--- START ---

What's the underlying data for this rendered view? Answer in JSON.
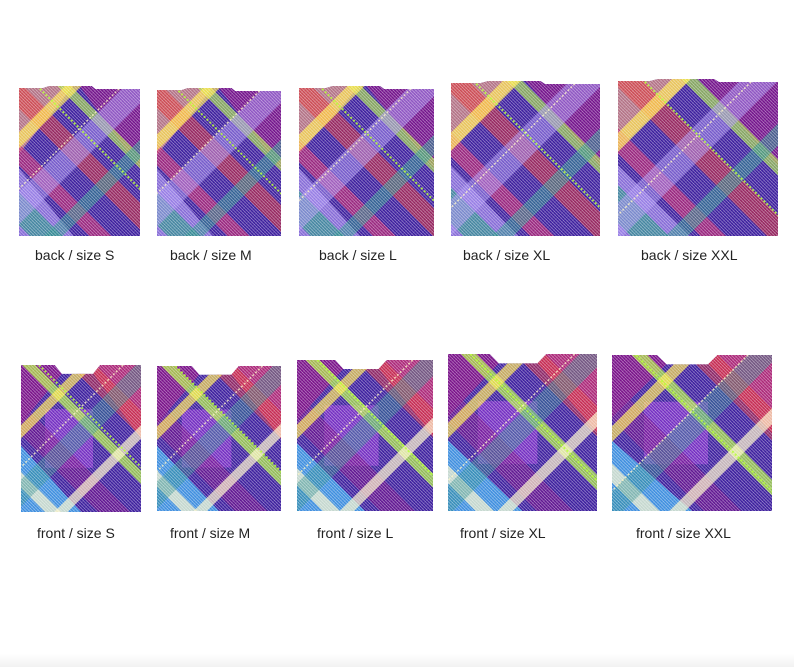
{
  "palette": {
    "base": "#3d1f9e",
    "purple": "#7a138a",
    "magenta": "#c02a72",
    "red": "#e03030",
    "teal": "#2f8f8f",
    "lime": "#b8ff3c",
    "yellow": "#ffe74a",
    "peach": "#f2a07a",
    "lavender": "#a58cf0",
    "sky": "#3f8fdf",
    "cream": "#fff6c8"
  },
  "rows": [
    {
      "side": "back",
      "panels": [
        {
          "size": "S",
          "label": "back / size S"
        },
        {
          "size": "M",
          "label": "back / size M"
        },
        {
          "size": "L",
          "label": "back / size L"
        },
        {
          "size": "XL",
          "label": "back / size XL"
        },
        {
          "size": "XXL",
          "label": "back / size XXL"
        }
      ]
    },
    {
      "side": "front",
      "panels": [
        {
          "size": "S",
          "label": "front / size S"
        },
        {
          "size": "M",
          "label": "front / size M"
        },
        {
          "size": "L",
          "label": "front / size L"
        },
        {
          "size": "XL",
          "label": "front / size XL"
        },
        {
          "size": "XXL",
          "label": "front / size XXL"
        }
      ]
    }
  ]
}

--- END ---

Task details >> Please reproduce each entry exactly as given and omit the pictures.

Solution >>
What's the underlying data for this rendered view? Answer in JSON.
{
  "palette": {
    "base": "#3d1f9e",
    "purple": "#7a138a",
    "magenta": "#c02a72",
    "red": "#e03030",
    "teal": "#2f8f8f",
    "lime": "#b8ff3c",
    "yellow": "#ffe74a",
    "peach": "#f2a07a",
    "lavender": "#a58cf0",
    "sky": "#3f8fdf",
    "cream": "#fff6c8"
  },
  "rows": [
    {
      "side": "back",
      "panels": [
        {
          "size": "S",
          "label": "back / size S"
        },
        {
          "size": "M",
          "label": "back / size M"
        },
        {
          "size": "L",
          "label": "back / size L"
        },
        {
          "size": "XL",
          "label": "back / size XL"
        },
        {
          "size": "XXL",
          "label": "back / size XXL"
        }
      ]
    },
    {
      "side": "front",
      "panels": [
        {
          "size": "S",
          "label": "front / size S"
        },
        {
          "size": "M",
          "label": "front / size M"
        },
        {
          "size": "L",
          "label": "front / size L"
        },
        {
          "size": "XL",
          "label": "front / size XL"
        },
        {
          "size": "XXL",
          "label": "front / size XXL"
        }
      ]
    }
  ]
}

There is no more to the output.